• PROVIDED MATERIAL
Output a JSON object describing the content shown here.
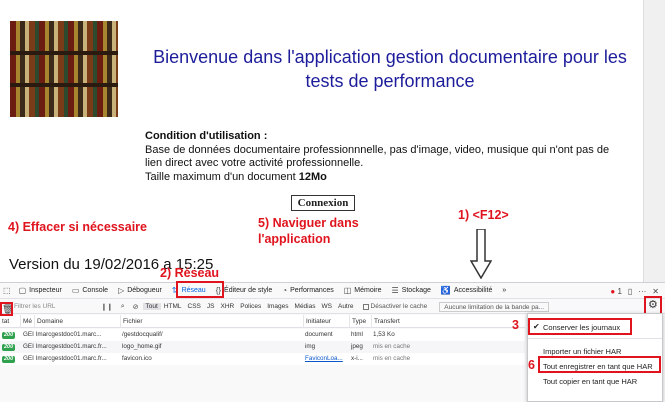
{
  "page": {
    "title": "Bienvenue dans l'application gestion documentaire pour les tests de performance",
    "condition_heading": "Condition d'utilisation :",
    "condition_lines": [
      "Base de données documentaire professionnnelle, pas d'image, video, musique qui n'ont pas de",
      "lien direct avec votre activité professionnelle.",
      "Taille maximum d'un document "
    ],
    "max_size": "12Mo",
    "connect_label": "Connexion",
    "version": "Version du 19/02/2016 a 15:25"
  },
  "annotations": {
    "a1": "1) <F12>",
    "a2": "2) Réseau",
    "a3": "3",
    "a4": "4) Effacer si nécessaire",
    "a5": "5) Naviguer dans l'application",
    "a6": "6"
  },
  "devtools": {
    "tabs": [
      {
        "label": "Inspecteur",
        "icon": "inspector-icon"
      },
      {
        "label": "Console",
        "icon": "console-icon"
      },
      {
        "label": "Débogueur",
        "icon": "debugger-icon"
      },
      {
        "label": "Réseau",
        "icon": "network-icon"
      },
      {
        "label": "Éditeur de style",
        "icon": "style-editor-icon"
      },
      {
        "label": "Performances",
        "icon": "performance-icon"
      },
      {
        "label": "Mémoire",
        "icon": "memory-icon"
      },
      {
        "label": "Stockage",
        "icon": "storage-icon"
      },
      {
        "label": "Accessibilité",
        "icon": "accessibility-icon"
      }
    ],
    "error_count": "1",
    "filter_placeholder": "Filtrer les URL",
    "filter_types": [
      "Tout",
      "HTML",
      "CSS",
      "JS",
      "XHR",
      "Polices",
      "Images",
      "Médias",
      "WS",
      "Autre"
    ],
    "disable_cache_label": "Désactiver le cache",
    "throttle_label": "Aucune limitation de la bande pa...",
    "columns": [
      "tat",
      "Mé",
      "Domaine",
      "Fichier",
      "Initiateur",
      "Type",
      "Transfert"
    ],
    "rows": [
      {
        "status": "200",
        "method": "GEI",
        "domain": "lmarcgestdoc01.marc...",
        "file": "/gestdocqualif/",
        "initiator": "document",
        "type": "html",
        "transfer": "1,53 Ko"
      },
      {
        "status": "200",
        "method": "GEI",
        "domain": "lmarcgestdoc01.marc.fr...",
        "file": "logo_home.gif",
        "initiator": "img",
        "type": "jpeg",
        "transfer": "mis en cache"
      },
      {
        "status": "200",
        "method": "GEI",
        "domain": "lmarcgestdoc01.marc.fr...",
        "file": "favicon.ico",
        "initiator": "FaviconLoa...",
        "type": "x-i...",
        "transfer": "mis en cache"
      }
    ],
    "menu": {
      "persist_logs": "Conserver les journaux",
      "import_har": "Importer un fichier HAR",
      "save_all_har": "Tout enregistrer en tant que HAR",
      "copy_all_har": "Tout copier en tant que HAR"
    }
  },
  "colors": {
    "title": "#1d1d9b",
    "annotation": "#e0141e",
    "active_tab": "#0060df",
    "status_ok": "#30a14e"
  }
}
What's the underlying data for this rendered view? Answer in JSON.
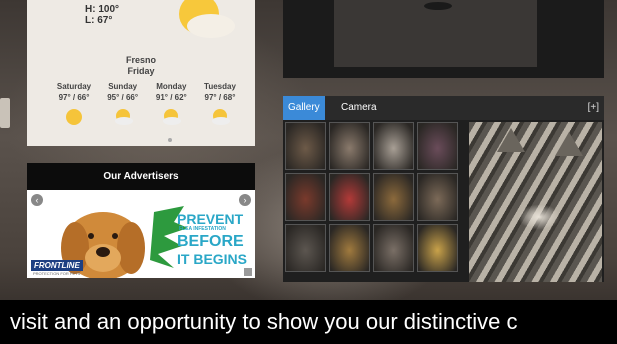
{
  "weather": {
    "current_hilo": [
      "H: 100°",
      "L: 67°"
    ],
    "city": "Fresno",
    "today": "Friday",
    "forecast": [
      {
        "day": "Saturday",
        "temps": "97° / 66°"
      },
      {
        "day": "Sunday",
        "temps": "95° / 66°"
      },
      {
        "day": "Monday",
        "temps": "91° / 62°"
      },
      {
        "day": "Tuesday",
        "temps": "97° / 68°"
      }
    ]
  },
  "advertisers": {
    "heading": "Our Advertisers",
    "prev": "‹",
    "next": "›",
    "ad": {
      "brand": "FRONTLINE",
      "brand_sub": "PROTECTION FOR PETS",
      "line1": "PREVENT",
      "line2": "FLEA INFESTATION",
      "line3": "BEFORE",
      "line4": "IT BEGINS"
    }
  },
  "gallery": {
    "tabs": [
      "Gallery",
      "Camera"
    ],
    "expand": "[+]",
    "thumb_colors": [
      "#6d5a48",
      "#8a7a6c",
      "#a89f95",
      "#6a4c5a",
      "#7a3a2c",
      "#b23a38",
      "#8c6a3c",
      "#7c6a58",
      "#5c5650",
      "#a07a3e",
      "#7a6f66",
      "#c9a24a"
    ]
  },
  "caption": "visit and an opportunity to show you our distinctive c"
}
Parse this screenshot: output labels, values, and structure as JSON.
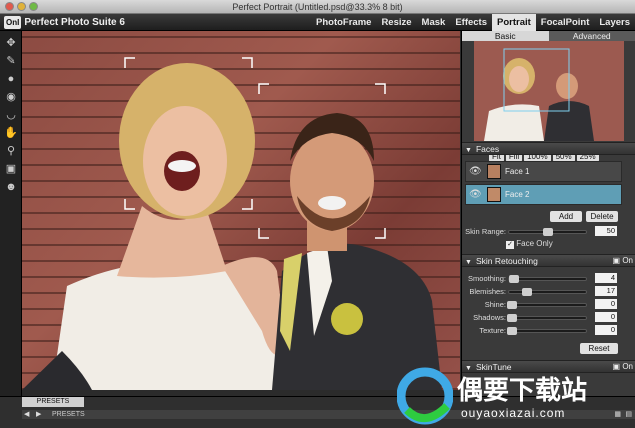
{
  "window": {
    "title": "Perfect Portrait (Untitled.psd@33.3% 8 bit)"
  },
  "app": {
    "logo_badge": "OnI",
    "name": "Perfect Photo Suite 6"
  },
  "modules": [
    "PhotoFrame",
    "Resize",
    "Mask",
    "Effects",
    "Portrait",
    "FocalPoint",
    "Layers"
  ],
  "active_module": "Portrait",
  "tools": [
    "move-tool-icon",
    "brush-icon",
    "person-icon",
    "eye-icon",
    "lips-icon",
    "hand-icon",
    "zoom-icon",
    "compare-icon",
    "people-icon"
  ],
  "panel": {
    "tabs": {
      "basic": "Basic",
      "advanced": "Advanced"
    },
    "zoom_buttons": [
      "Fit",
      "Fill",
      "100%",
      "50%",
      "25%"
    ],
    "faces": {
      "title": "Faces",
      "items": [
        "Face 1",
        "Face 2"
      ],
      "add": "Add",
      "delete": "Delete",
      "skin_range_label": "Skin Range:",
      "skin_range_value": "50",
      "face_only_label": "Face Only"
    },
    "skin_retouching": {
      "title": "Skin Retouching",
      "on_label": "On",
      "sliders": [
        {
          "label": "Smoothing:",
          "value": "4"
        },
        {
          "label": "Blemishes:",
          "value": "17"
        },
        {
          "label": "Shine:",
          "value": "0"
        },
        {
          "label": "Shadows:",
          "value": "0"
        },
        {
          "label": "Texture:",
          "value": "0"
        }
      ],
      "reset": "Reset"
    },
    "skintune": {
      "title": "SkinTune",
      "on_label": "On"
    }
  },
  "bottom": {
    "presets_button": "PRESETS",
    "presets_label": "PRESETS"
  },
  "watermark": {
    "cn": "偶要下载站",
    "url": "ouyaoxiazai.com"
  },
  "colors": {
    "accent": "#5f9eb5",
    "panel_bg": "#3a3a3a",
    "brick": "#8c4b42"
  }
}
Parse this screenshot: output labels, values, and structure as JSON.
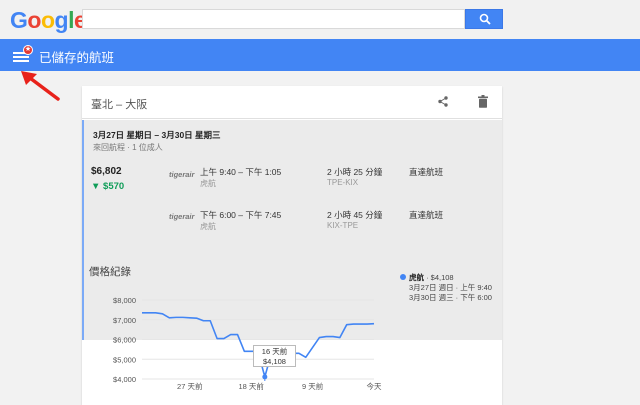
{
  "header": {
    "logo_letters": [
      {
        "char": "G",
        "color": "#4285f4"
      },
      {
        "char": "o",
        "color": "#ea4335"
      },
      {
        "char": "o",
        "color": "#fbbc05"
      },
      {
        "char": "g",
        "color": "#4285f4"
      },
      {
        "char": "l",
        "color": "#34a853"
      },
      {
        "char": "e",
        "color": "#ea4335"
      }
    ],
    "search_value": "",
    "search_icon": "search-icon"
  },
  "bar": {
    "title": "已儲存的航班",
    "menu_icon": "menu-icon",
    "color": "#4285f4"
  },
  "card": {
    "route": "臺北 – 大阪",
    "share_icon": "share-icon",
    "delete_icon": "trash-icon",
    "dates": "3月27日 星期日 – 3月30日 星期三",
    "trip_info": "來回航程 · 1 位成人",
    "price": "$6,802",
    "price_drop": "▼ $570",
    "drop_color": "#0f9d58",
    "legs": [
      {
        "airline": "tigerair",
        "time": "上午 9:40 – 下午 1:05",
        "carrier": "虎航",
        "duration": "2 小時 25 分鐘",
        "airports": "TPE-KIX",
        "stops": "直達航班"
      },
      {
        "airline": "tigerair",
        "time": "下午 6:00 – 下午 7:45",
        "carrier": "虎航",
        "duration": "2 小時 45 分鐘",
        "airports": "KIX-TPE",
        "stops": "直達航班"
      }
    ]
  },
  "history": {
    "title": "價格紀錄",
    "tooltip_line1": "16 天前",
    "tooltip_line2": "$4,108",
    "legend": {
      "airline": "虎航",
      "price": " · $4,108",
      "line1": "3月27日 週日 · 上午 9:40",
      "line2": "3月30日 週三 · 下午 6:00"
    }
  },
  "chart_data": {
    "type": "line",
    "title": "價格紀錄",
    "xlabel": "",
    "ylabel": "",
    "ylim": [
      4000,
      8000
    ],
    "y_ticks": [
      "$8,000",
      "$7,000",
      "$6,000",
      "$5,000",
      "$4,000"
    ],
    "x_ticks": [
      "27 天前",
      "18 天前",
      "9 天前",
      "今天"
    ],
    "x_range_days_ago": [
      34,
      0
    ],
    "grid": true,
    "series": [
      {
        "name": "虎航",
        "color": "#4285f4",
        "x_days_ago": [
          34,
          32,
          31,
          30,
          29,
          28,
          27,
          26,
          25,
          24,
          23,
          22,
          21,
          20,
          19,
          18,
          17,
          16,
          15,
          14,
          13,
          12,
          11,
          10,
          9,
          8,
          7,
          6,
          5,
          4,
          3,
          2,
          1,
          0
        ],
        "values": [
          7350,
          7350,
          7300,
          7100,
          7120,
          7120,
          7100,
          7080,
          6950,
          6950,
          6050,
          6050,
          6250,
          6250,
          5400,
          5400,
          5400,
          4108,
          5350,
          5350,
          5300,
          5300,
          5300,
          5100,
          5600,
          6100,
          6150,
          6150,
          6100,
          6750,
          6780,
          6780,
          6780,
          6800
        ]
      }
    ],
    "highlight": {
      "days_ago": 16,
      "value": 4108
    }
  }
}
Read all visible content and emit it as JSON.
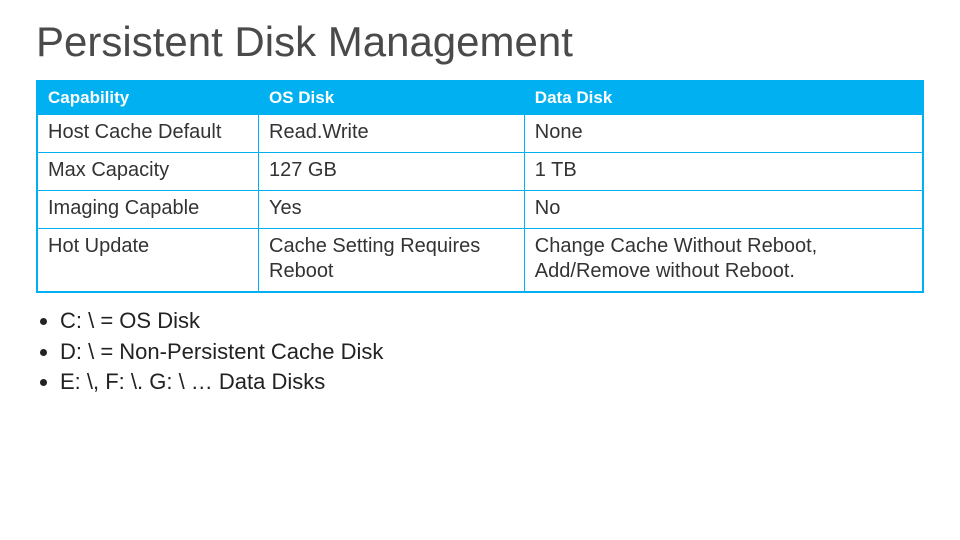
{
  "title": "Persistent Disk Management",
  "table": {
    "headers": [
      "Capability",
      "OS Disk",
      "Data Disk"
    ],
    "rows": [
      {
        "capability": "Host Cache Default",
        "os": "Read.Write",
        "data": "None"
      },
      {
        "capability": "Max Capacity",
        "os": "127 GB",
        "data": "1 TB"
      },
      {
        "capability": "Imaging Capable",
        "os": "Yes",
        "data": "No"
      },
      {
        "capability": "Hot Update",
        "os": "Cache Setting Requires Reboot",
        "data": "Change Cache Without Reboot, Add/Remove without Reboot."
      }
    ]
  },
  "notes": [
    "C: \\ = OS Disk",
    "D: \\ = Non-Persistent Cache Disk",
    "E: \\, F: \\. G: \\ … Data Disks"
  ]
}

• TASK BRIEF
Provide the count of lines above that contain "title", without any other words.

• SOLVED PROBLEM
10